**Your instructions:** Scan the entries for the word "note" and report how many lines contain it, as a number with no other words.

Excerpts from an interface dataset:
>>>
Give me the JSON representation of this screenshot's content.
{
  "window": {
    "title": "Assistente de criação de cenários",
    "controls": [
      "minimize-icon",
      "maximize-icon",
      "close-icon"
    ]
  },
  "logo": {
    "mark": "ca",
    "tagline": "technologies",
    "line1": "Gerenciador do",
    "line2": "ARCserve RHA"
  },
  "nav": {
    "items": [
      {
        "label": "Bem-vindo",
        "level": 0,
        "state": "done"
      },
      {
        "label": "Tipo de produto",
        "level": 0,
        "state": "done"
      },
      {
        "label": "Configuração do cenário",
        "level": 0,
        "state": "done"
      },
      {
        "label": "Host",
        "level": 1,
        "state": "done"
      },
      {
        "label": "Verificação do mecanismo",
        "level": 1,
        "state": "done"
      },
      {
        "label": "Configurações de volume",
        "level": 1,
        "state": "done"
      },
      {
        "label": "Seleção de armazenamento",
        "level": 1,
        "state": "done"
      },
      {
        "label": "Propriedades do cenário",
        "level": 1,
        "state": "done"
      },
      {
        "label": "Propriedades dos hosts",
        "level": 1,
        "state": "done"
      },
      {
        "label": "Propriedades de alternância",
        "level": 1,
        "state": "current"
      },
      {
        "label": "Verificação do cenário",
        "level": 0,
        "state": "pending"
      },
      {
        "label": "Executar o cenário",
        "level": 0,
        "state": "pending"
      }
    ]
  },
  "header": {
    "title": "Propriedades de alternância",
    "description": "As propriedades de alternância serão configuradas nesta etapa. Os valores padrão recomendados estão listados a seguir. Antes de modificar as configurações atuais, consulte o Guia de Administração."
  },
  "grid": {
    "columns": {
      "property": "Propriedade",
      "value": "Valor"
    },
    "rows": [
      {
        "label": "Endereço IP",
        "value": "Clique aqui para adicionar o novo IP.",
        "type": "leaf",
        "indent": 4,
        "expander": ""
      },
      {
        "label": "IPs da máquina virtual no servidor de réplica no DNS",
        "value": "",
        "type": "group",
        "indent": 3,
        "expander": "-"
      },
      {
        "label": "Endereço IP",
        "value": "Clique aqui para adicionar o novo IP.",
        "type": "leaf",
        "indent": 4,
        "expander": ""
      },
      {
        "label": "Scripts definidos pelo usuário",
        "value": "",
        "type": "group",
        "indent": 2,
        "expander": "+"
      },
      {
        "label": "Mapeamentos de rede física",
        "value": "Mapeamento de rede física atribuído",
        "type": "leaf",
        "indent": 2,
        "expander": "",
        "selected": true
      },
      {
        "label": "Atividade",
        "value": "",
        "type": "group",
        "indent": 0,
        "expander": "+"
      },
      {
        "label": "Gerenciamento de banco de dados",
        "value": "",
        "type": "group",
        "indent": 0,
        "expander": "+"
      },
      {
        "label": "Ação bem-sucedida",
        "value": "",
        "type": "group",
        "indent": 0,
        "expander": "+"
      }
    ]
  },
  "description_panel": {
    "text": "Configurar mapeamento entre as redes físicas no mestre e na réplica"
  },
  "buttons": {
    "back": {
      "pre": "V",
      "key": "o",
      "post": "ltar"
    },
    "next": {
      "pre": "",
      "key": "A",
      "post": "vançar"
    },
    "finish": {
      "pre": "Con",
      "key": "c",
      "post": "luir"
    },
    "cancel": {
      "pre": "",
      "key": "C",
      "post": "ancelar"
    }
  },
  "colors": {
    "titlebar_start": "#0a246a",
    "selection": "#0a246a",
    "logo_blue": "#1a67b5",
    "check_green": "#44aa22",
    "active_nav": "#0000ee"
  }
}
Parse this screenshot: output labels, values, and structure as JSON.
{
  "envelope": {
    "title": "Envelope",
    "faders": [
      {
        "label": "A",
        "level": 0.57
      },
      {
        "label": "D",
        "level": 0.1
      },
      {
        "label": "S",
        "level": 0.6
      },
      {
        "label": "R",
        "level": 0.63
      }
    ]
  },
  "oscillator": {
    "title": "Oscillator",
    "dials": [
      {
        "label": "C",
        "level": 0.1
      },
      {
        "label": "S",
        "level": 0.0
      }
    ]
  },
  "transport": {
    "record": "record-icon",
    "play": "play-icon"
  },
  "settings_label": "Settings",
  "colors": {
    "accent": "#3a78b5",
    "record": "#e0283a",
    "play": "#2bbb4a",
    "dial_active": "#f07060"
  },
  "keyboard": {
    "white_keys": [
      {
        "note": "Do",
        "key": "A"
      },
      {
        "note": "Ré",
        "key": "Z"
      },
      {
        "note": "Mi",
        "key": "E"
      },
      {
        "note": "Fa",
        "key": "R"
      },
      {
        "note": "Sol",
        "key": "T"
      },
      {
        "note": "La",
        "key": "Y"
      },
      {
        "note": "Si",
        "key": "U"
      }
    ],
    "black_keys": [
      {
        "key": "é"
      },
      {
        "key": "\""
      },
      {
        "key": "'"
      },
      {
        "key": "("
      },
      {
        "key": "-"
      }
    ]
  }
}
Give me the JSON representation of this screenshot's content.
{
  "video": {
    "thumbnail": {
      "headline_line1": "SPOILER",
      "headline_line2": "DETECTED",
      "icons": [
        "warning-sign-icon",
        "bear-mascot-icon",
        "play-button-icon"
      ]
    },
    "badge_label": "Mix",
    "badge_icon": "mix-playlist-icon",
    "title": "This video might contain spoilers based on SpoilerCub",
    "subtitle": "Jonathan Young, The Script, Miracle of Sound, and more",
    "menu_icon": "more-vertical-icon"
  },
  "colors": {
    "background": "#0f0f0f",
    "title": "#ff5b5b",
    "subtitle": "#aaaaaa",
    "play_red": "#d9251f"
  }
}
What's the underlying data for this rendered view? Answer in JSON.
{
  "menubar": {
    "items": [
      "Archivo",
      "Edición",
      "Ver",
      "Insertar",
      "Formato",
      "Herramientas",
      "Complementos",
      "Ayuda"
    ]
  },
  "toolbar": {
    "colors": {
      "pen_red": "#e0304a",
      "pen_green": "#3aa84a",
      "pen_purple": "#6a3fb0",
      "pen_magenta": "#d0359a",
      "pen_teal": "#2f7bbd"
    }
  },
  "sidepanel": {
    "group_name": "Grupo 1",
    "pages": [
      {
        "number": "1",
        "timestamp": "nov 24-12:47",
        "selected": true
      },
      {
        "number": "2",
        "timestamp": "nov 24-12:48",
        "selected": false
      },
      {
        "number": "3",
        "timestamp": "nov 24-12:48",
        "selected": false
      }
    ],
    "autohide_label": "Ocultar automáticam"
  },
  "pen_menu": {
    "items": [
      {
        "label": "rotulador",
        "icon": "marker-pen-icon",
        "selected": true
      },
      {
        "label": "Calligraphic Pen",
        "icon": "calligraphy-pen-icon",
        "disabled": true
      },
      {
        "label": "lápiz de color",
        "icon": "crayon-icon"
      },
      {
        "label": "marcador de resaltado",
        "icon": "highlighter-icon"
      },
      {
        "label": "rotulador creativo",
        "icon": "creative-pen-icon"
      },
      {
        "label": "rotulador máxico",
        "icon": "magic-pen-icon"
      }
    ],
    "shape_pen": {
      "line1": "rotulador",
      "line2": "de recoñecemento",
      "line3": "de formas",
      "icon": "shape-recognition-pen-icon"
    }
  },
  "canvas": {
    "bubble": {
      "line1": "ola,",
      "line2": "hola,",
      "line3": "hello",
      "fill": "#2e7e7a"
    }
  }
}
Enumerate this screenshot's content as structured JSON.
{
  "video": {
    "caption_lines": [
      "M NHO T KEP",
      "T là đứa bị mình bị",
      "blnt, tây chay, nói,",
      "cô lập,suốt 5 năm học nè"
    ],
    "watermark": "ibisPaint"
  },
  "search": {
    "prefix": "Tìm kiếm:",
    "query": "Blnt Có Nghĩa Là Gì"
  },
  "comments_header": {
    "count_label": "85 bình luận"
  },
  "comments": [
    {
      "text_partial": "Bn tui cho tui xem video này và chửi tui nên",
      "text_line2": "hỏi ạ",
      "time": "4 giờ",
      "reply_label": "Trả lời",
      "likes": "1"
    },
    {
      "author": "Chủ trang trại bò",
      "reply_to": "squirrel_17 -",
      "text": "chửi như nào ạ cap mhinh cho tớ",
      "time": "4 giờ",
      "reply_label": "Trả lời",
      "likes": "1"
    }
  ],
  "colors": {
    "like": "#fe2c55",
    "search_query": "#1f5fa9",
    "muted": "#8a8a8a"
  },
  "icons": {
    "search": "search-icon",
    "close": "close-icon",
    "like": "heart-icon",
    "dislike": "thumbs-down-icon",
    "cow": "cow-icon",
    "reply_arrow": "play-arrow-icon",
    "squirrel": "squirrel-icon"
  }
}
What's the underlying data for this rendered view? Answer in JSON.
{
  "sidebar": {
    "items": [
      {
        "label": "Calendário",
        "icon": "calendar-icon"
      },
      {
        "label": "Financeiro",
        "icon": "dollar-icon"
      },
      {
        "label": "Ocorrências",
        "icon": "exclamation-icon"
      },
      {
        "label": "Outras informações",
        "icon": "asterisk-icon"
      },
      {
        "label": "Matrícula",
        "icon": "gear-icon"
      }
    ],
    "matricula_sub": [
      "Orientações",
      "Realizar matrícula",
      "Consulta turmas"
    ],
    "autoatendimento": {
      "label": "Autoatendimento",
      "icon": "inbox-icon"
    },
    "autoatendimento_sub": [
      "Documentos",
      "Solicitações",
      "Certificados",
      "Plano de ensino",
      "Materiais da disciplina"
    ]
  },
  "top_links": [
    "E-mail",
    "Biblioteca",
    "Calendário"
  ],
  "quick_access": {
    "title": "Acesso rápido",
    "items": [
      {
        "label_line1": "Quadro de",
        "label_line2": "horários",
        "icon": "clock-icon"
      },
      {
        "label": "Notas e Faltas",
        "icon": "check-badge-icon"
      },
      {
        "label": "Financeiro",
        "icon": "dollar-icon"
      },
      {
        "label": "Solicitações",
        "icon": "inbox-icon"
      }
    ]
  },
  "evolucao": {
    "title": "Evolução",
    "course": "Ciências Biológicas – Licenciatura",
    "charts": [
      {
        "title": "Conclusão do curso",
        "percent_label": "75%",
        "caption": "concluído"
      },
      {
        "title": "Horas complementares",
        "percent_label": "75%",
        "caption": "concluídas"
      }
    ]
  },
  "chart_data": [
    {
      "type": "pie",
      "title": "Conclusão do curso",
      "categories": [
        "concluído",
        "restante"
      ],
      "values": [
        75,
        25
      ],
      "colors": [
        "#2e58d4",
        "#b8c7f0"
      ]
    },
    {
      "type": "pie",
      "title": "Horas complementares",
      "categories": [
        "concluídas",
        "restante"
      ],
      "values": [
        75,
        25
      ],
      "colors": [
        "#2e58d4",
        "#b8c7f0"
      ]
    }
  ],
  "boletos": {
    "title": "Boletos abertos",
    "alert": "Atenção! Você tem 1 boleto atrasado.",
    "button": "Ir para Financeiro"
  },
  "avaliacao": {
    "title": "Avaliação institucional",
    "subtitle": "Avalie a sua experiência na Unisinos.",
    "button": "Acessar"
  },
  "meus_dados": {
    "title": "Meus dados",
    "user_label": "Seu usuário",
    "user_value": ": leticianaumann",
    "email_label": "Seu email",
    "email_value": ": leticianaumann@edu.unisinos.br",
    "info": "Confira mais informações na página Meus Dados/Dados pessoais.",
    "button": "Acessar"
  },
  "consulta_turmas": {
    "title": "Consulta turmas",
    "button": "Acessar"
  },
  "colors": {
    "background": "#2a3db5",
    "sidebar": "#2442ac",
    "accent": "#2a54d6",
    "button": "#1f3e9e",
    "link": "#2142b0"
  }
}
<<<
**Task answer:** 7